DIRECTIONS FOR THIS TASK.
The answer is the set of lines that include "если", copied from the data below.

EXTRACTED RECORDS.
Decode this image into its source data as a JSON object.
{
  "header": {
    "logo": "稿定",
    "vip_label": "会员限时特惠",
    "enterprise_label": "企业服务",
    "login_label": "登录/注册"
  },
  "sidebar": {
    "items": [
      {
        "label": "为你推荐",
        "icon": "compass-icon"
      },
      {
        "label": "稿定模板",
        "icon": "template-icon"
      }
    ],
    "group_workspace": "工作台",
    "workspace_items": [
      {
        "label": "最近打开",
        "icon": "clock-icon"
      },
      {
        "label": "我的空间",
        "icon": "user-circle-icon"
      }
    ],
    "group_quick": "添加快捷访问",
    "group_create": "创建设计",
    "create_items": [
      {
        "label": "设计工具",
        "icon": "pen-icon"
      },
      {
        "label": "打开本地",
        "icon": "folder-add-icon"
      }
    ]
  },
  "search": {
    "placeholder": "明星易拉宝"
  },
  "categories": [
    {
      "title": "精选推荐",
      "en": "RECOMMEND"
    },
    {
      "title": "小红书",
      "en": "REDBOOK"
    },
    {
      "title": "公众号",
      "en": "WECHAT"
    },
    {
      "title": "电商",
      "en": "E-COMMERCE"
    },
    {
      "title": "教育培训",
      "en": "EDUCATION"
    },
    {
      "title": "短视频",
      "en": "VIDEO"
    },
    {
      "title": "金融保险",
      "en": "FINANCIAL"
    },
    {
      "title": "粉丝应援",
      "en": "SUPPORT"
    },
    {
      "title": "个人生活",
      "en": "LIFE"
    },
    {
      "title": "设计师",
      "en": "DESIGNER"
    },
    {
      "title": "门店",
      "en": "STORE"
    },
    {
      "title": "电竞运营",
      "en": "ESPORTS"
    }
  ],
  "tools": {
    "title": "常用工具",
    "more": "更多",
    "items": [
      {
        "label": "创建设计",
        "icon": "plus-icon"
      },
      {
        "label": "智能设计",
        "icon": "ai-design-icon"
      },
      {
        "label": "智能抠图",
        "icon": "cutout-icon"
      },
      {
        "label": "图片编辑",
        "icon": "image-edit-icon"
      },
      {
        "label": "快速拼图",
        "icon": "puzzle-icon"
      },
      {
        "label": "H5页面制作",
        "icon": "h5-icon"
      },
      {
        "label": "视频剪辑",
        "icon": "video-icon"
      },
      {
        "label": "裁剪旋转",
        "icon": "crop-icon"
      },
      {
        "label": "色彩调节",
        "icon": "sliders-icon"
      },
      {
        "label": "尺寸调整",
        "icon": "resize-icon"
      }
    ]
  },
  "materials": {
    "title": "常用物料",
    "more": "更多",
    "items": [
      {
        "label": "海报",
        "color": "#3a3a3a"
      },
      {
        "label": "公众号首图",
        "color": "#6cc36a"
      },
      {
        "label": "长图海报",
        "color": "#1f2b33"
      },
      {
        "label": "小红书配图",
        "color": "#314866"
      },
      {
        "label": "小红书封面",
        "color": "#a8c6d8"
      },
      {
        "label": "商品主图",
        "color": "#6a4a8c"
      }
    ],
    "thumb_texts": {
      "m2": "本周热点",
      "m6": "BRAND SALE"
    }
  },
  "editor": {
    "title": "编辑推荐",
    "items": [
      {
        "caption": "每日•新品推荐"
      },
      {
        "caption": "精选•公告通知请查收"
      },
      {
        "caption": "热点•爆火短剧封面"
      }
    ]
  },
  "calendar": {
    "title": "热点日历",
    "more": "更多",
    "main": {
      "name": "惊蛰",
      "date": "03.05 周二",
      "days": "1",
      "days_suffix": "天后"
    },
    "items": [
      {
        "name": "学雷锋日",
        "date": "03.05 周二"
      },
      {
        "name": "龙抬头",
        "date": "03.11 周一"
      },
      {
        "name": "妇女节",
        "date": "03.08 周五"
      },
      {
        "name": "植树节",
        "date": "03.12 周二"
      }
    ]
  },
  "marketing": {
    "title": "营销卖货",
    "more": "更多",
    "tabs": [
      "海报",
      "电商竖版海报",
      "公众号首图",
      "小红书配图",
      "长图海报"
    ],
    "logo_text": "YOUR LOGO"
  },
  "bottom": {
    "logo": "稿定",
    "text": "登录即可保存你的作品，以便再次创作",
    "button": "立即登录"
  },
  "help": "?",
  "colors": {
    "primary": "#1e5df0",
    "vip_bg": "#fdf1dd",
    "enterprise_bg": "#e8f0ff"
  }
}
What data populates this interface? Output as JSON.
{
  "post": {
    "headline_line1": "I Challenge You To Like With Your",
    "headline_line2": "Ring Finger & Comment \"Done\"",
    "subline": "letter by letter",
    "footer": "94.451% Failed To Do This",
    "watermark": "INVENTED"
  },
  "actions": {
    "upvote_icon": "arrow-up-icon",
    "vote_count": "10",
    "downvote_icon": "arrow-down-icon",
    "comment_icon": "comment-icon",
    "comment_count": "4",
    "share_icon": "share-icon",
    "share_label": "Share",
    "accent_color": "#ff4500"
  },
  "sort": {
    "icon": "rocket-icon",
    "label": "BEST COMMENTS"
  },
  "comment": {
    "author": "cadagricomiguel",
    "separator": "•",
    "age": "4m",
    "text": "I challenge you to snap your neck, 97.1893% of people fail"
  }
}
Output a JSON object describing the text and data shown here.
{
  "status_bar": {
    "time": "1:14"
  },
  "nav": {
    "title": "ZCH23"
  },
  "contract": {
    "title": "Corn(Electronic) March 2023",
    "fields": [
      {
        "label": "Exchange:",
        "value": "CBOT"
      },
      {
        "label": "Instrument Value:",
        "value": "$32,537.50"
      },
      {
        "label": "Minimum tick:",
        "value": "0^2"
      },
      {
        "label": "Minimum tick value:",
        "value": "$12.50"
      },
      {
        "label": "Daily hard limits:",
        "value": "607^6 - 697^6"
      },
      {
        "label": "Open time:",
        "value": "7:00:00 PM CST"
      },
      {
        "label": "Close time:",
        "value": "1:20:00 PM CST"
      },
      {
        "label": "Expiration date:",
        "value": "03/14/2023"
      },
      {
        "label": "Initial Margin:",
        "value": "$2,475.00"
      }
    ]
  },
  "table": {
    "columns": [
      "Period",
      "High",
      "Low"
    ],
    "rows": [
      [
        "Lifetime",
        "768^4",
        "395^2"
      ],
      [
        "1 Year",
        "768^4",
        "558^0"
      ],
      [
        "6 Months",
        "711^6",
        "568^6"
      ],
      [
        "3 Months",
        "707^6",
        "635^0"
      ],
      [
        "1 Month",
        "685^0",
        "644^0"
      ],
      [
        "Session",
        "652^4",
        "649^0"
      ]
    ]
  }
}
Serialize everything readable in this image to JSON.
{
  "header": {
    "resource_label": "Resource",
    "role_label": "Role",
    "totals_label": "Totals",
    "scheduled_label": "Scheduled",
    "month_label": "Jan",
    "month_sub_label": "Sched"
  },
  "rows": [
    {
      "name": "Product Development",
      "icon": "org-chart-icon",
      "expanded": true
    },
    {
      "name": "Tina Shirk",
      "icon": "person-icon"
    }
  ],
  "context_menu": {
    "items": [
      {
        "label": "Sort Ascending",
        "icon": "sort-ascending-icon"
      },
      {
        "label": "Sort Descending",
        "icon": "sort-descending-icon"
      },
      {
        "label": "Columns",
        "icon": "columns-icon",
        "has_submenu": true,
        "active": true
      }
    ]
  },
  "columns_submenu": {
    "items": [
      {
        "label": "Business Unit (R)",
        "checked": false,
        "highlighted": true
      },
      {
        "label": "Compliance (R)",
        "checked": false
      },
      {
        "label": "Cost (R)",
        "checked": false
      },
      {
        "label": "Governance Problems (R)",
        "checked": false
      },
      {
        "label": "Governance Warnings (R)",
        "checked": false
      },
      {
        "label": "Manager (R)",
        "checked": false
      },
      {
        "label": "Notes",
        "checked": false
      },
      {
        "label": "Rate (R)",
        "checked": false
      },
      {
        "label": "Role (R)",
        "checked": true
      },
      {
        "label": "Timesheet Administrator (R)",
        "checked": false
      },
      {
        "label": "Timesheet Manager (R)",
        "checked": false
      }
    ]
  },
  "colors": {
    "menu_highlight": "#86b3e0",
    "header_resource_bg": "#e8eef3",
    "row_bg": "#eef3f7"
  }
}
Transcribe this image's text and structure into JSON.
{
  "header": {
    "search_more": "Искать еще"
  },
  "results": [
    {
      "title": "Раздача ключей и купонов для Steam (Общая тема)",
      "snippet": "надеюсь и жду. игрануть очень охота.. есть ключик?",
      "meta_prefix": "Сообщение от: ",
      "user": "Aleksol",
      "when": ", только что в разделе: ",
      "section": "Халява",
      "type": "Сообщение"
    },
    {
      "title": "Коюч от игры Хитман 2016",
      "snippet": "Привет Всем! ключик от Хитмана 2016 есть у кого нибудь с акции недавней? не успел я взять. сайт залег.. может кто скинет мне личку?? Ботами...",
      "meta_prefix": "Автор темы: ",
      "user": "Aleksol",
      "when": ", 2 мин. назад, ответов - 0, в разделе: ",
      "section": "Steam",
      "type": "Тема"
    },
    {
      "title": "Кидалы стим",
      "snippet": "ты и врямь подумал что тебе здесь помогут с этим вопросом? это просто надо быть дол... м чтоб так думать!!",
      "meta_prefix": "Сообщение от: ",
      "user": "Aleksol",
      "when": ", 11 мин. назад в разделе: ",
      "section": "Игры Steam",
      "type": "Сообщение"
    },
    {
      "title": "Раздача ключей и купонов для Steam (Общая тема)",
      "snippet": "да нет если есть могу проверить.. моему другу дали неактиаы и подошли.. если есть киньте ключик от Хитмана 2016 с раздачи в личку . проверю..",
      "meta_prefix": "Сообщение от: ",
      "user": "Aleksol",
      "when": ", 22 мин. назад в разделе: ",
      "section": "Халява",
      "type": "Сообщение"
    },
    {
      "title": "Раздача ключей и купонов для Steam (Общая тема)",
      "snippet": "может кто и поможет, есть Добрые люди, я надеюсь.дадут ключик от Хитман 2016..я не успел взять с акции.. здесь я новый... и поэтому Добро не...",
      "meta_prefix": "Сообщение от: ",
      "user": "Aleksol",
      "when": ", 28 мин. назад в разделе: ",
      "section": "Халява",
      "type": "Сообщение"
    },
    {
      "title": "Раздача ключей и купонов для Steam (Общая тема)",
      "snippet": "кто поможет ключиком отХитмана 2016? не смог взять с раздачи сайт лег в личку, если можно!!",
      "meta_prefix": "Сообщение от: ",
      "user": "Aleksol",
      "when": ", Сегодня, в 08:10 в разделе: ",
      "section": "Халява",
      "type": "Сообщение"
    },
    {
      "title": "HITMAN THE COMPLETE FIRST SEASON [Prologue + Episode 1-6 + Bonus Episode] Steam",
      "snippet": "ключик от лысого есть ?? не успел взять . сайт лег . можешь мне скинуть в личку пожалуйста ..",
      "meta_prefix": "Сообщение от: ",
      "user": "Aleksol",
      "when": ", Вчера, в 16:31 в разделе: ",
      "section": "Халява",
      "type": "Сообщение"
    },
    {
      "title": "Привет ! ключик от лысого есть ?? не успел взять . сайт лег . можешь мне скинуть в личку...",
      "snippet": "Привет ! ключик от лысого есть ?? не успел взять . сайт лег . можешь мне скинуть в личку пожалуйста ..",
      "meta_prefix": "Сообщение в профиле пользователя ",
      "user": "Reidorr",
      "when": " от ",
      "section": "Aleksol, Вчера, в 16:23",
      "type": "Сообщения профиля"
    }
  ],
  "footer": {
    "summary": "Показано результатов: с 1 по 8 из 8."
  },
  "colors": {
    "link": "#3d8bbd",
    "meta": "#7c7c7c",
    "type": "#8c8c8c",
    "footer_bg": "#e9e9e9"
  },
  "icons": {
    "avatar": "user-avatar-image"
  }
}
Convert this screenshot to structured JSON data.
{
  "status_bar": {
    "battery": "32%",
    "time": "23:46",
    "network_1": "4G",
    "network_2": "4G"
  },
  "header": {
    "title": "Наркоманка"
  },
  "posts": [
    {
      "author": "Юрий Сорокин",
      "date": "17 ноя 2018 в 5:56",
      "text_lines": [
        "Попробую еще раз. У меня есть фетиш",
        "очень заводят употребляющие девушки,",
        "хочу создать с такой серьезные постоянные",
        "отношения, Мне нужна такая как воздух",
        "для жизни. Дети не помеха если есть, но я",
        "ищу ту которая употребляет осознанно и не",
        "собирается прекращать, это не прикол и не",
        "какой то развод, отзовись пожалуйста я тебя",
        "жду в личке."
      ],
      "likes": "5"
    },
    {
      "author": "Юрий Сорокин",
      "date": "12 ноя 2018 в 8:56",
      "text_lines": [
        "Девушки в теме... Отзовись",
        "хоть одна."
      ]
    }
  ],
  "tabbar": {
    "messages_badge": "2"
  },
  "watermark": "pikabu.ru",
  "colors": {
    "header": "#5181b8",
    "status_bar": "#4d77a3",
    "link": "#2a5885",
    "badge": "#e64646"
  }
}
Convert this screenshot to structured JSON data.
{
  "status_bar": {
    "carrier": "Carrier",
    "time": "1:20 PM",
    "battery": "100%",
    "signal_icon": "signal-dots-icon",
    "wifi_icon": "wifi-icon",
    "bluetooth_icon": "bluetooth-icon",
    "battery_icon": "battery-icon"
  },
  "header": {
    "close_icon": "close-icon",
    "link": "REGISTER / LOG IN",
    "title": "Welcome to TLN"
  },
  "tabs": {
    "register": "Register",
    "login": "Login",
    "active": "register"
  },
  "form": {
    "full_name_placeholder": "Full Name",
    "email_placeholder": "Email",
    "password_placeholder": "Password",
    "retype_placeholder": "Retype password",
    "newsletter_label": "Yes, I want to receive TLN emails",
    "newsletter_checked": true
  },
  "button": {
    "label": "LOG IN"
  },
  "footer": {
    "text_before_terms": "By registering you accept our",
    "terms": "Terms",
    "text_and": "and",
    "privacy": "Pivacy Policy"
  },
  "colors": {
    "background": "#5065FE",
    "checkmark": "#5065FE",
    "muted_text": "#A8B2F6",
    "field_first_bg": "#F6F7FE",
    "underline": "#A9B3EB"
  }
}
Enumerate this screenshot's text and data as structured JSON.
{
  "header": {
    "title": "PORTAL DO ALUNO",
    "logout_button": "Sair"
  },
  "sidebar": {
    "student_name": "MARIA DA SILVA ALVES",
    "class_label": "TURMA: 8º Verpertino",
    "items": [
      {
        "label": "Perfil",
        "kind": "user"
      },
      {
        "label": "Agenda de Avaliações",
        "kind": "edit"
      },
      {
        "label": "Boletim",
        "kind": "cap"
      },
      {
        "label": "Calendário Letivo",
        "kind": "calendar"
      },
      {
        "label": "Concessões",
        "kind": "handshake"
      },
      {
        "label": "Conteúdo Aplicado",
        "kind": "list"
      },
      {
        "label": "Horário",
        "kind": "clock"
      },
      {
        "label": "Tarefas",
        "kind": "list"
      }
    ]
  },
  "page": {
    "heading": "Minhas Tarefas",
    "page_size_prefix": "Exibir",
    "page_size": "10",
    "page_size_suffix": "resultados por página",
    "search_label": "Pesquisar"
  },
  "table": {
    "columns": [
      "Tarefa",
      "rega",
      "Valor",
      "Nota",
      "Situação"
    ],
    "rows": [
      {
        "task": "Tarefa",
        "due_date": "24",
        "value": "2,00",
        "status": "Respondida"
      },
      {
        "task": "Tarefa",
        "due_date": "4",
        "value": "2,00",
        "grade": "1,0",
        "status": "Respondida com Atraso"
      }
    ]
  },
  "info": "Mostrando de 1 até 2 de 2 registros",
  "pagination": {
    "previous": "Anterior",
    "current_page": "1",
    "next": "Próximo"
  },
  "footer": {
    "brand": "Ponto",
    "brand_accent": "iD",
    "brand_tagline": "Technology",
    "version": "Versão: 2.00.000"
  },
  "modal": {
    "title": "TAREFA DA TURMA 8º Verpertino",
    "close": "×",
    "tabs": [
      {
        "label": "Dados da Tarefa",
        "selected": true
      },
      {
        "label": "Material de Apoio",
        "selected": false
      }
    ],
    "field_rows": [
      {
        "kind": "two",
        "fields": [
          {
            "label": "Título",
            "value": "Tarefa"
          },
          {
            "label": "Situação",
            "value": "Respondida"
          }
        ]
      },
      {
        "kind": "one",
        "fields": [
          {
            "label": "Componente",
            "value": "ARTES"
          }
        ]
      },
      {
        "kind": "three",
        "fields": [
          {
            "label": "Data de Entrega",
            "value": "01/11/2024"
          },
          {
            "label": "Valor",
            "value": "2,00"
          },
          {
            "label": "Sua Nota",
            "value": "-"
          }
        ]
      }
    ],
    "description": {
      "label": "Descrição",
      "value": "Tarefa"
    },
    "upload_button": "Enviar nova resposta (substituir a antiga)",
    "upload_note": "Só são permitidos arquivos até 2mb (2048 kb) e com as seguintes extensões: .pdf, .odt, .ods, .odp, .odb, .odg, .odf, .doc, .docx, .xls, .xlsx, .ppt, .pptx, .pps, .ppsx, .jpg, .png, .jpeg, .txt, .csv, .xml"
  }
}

SOLUTION TO THIS TASK.
      "snippet": "да нет если есть могу проверить.. моему другу дали неактиаы и подошли.. если есть киньте ключик от Хитмана 2016 с раздачи в личку . проверю..",
      "snippet": "кто поможет ключиком отХитмана 2016? не смог взять с раздачи сайт лег в личку, если можно!!",
        "для жизни. Дети не помеха если есть, но я",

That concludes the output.